◆ **TASK OBJECTIVE**
Where a picture occurs in the data, omit it, and copy all remaining data exactly.

◆ **RECORDS FOR PROCESSING**
========================================
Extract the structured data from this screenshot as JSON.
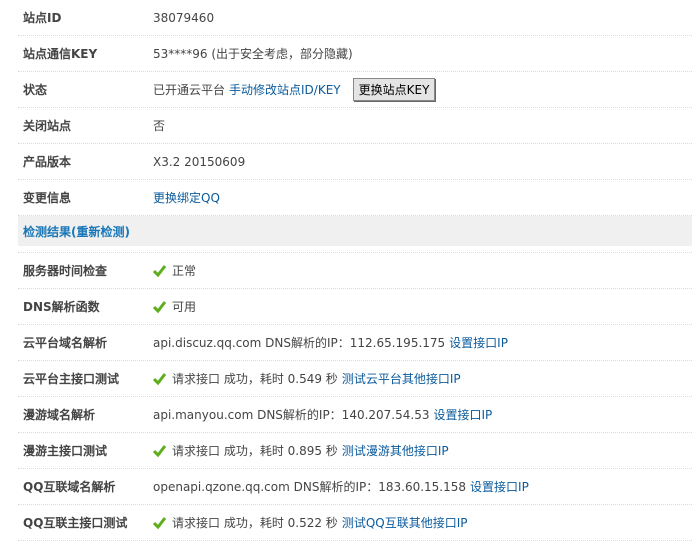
{
  "info_rows": [
    {
      "label": "站点ID",
      "value": "38079460"
    },
    {
      "label": "站点通信KEY",
      "value": "53****96 (出于安全考虑，部分隐藏)"
    },
    {
      "label": "状态",
      "value": "已开通云平台",
      "link": "手动修改站点ID/KEY",
      "button": "更换站点KEY"
    },
    {
      "label": "关闭站点",
      "value": "否"
    },
    {
      "label": "产品版本",
      "value": "X3.2 20150609"
    },
    {
      "label": "变更信息",
      "link": "更换绑定QQ"
    }
  ],
  "section_header": "检测结果(重新检测)",
  "check_rows": [
    {
      "label": "服务器时间检查",
      "ok": true,
      "value": "正常"
    },
    {
      "label": "DNS解析函数",
      "ok": true,
      "value": "可用"
    },
    {
      "label": "云平台域名解析",
      "ok": false,
      "value": "api.discuz.qq.com DNS解析的IP：112.65.195.175",
      "link": "设置接口IP"
    },
    {
      "label": "云平台主接口测试",
      "ok": true,
      "value": "请求接口 成功，耗时 0.549 秒",
      "link": "测试云平台其他接口IP"
    },
    {
      "label": "漫游域名解析",
      "ok": false,
      "value": "api.manyou.com DNS解析的IP：140.207.54.53",
      "link": "设置接口IP"
    },
    {
      "label": "漫游主接口测试",
      "ok": true,
      "value": "请求接口 成功，耗时 0.895 秒",
      "link": "测试漫游其他接口IP"
    },
    {
      "label": "QQ互联域名解析",
      "ok": false,
      "value": "openapi.qzone.qq.com DNS解析的IP：183.60.15.158",
      "link": "设置接口IP"
    },
    {
      "label": "QQ互联主接口测试",
      "ok": true,
      "value": "请求接口 成功，耗时 0.522 秒",
      "link": "测试QQ互联其他接口IP"
    }
  ]
}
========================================
◆ **YOUR RESPONSE**
Extract the structured data from this screenshot as JSON.
{
  "info_rows": [
    {
      "label": "站点ID",
      "value": "38079460"
    },
    {
      "label": "站点通信KEY",
      "value": "53****96 (出于安全考虑，部分隐藏)"
    },
    {
      "label": "状态",
      "value": "已开通云平台",
      "link": "手动修改站点ID/KEY",
      "button": "更换站点KEY"
    },
    {
      "label": "关闭站点",
      "value": "否"
    },
    {
      "label": "产品版本",
      "value": "X3.2 20150609"
    },
    {
      "label": "变更信息",
      "link": "更换绑定QQ"
    }
  ],
  "section_header": "检测结果(重新检测)",
  "check_rows": [
    {
      "label": "服务器时间检查",
      "ok": true,
      "value": "正常"
    },
    {
      "label": "DNS解析函数",
      "ok": true,
      "value": "可用"
    },
    {
      "label": "云平台域名解析",
      "ok": false,
      "value": "api.discuz.qq.com DNS解析的IP：112.65.195.175",
      "link": "设置接口IP"
    },
    {
      "label": "云平台主接口测试",
      "ok": true,
      "value": "请求接口 成功，耗时 0.549 秒",
      "link": "测试云平台其他接口IP"
    },
    {
      "label": "漫游域名解析",
      "ok": false,
      "value": "api.manyou.com DNS解析的IP：140.207.54.53",
      "link": "设置接口IP"
    },
    {
      "label": "漫游主接口测试",
      "ok": true,
      "value": "请求接口 成功，耗时 0.895 秒",
      "link": "测试漫游其他接口IP"
    },
    {
      "label": "QQ互联域名解析",
      "ok": false,
      "value": "openapi.qzone.qq.com DNS解析的IP：183.60.15.158",
      "link": "设置接口IP"
    },
    {
      "label": "QQ互联主接口测试",
      "ok": true,
      "value": "请求接口 成功，耗时 0.522 秒",
      "link": "测试QQ互联其他接口IP"
    }
  ]
}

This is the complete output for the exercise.